* **ASSIGNMENT**
Copy out all of the entries exactly as they appear.

[[ MATERIALS PROVIDED open ]]

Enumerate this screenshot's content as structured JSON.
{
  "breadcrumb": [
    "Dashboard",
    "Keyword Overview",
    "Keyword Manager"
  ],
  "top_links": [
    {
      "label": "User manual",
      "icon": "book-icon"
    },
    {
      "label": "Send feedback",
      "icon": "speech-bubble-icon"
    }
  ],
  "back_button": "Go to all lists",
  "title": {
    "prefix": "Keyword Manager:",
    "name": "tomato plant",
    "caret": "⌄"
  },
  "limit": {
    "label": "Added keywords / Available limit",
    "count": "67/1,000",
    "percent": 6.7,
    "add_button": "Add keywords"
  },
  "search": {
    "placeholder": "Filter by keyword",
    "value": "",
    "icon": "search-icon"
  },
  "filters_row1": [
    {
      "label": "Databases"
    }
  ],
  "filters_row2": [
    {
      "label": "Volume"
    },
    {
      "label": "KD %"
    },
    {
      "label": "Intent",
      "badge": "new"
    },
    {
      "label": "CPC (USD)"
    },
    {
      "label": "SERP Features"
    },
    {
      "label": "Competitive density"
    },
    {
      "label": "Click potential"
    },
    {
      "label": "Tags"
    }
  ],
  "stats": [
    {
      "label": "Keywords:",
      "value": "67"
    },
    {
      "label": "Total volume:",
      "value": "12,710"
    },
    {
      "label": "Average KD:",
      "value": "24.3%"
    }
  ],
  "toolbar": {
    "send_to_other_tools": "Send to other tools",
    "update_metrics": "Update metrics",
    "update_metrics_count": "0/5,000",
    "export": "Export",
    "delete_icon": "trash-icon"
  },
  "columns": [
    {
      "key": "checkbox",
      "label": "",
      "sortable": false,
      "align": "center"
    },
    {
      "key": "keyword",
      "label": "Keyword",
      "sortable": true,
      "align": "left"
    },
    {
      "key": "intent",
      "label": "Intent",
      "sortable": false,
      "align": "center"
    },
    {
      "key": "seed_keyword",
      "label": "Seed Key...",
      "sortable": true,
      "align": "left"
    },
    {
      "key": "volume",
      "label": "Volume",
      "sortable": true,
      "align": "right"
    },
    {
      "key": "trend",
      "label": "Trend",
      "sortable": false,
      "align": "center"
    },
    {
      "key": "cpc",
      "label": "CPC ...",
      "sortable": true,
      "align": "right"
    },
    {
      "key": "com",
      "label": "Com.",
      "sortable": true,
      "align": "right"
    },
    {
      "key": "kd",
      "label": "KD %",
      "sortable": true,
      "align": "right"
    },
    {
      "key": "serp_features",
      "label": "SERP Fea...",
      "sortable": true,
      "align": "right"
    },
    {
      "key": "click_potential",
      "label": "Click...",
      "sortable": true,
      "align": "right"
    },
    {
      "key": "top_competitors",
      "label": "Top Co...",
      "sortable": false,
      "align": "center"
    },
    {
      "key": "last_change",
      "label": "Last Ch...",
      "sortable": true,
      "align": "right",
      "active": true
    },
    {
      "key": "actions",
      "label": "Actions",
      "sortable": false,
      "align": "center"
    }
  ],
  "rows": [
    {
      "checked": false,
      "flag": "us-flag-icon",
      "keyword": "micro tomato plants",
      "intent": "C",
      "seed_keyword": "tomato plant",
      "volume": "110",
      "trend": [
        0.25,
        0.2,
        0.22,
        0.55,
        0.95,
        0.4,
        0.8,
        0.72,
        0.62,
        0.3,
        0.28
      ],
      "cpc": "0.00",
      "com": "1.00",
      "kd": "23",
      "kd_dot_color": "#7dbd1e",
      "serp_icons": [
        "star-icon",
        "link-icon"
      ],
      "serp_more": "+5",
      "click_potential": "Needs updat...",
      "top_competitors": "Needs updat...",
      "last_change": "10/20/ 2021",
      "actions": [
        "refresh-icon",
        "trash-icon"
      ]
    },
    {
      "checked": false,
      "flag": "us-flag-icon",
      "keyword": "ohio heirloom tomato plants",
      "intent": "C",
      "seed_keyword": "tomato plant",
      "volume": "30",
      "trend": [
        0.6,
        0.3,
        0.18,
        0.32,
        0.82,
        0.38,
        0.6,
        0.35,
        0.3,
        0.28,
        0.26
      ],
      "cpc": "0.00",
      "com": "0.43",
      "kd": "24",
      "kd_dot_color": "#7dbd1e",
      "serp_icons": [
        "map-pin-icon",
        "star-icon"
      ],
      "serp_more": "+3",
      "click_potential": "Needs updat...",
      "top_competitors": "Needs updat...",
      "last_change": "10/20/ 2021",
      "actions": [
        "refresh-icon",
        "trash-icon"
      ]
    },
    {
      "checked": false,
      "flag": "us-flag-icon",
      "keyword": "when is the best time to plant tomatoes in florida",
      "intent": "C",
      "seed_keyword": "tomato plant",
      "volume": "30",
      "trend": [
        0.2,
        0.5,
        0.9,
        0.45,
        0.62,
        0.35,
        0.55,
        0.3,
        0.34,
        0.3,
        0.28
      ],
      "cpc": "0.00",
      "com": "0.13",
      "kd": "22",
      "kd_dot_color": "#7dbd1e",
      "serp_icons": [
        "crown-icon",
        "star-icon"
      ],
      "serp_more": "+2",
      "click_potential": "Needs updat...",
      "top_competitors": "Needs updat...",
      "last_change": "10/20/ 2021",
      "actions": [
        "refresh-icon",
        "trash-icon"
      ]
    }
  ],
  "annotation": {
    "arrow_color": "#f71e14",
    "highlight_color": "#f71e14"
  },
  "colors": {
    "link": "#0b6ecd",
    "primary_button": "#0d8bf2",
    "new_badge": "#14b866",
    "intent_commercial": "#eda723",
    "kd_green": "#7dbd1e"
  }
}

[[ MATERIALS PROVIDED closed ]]

* **WRITTEN ANSWER**
Enumerate this screenshot's content as structured JSON.
{
  "breadcrumb": [
    "Dashboard",
    "Keyword Overview",
    "Keyword Manager"
  ],
  "top_links": [
    {
      "label": "User manual",
      "icon": "book-icon"
    },
    {
      "label": "Send feedback",
      "icon": "speech-bubble-icon"
    }
  ],
  "back_button": "Go to all lists",
  "title": {
    "prefix": "Keyword Manager:",
    "name": "tomato plant",
    "caret": "⌄"
  },
  "limit": {
    "label": "Added keywords / Available limit",
    "count": "67/1,000",
    "percent": 6.7,
    "add_button": "Add keywords"
  },
  "search": {
    "placeholder": "Filter by keyword",
    "value": "",
    "icon": "search-icon"
  },
  "filters_row1": [
    {
      "label": "Databases"
    }
  ],
  "filters_row2": [
    {
      "label": "Volume"
    },
    {
      "label": "KD %"
    },
    {
      "label": "Intent",
      "badge": "new"
    },
    {
      "label": "CPC (USD)"
    },
    {
      "label": "SERP Features"
    },
    {
      "label": "Competitive density"
    },
    {
      "label": "Click potential"
    },
    {
      "label": "Tags"
    }
  ],
  "stats": [
    {
      "label": "Keywords:",
      "value": "67"
    },
    {
      "label": "Total volume:",
      "value": "12,710"
    },
    {
      "label": "Average KD:",
      "value": "24.3%"
    }
  ],
  "toolbar": {
    "send_to_other_tools": "Send to other tools",
    "update_metrics": "Update metrics",
    "update_metrics_count": "0/5,000",
    "export": "Export",
    "delete_icon": "trash-icon"
  },
  "columns": [
    {
      "key": "checkbox",
      "label": "",
      "sortable": false,
      "align": "center"
    },
    {
      "key": "keyword",
      "label": "Keyword",
      "sortable": true,
      "align": "left"
    },
    {
      "key": "intent",
      "label": "Intent",
      "sortable": false,
      "align": "center"
    },
    {
      "key": "seed_keyword",
      "label": "Seed Key...",
      "sortable": true,
      "align": "left"
    },
    {
      "key": "volume",
      "label": "Volume",
      "sortable": true,
      "align": "right"
    },
    {
      "key": "trend",
      "label": "Trend",
      "sortable": false,
      "align": "center"
    },
    {
      "key": "cpc",
      "label": "CPC ...",
      "sortable": true,
      "align": "right"
    },
    {
      "key": "com",
      "label": "Com.",
      "sortable": true,
      "align": "right"
    },
    {
      "key": "kd",
      "label": "KD %",
      "sortable": true,
      "align": "right"
    },
    {
      "key": "serp_features",
      "label": "SERP Fea...",
      "sortable": true,
      "align": "right"
    },
    {
      "key": "click_potential",
      "label": "Click...",
      "sortable": true,
      "align": "right"
    },
    {
      "key": "top_competitors",
      "label": "Top Co...",
      "sortable": false,
      "align": "center"
    },
    {
      "key": "last_change",
      "label": "Last Ch...",
      "sortable": true,
      "align": "right",
      "active": true
    },
    {
      "key": "actions",
      "label": "Actions",
      "sortable": false,
      "align": "center"
    }
  ],
  "rows": [
    {
      "checked": false,
      "flag": "us-flag-icon",
      "keyword": "micro tomato plants",
      "intent": "C",
      "seed_keyword": "tomato plant",
      "volume": "110",
      "trend": [
        0.25,
        0.2,
        0.22,
        0.55,
        0.95,
        0.4,
        0.8,
        0.72,
        0.62,
        0.3,
        0.28
      ],
      "cpc": "0.00",
      "com": "1.00",
      "kd": "23",
      "kd_dot_color": "#7dbd1e",
      "serp_icons": [
        "star-icon",
        "link-icon"
      ],
      "serp_more": "+5",
      "click_potential": "Needs updat...",
      "top_competitors": "Needs updat...",
      "last_change": "10/20/ 2021",
      "actions": [
        "refresh-icon",
        "trash-icon"
      ]
    },
    {
      "checked": false,
      "flag": "us-flag-icon",
      "keyword": "ohio heirloom tomato plants",
      "intent": "C",
      "seed_keyword": "tomato plant",
      "volume": "30",
      "trend": [
        0.6,
        0.3,
        0.18,
        0.32,
        0.82,
        0.38,
        0.6,
        0.35,
        0.3,
        0.28,
        0.26
      ],
      "cpc": "0.00",
      "com": "0.43",
      "kd": "24",
      "kd_dot_color": "#7dbd1e",
      "serp_icons": [
        "map-pin-icon",
        "star-icon"
      ],
      "serp_more": "+3",
      "click_potential": "Needs updat...",
      "top_competitors": "Needs updat...",
      "last_change": "10/20/ 2021",
      "actions": [
        "refresh-icon",
        "trash-icon"
      ]
    },
    {
      "checked": false,
      "flag": "us-flag-icon",
      "keyword": "when is the best time to plant tomatoes in florida",
      "intent": "C",
      "seed_keyword": "tomato plant",
      "volume": "30",
      "trend": [
        0.2,
        0.5,
        0.9,
        0.45,
        0.62,
        0.35,
        0.55,
        0.3,
        0.34,
        0.3,
        0.28
      ],
      "cpc": "0.00",
      "com": "0.13",
      "kd": "22",
      "kd_dot_color": "#7dbd1e",
      "serp_icons": [
        "crown-icon",
        "star-icon"
      ],
      "serp_more": "+2",
      "click_potential": "Needs updat...",
      "top_competitors": "Needs updat...",
      "last_change": "10/20/ 2021",
      "actions": [
        "refresh-icon",
        "trash-icon"
      ]
    }
  ],
  "annotation": {
    "arrow_color": "#f71e14",
    "highlight_color": "#f71e14"
  },
  "colors": {
    "link": "#0b6ecd",
    "primary_button": "#0d8bf2",
    "new_badge": "#14b866",
    "intent_commercial": "#eda723",
    "kd_green": "#7dbd1e"
  }
}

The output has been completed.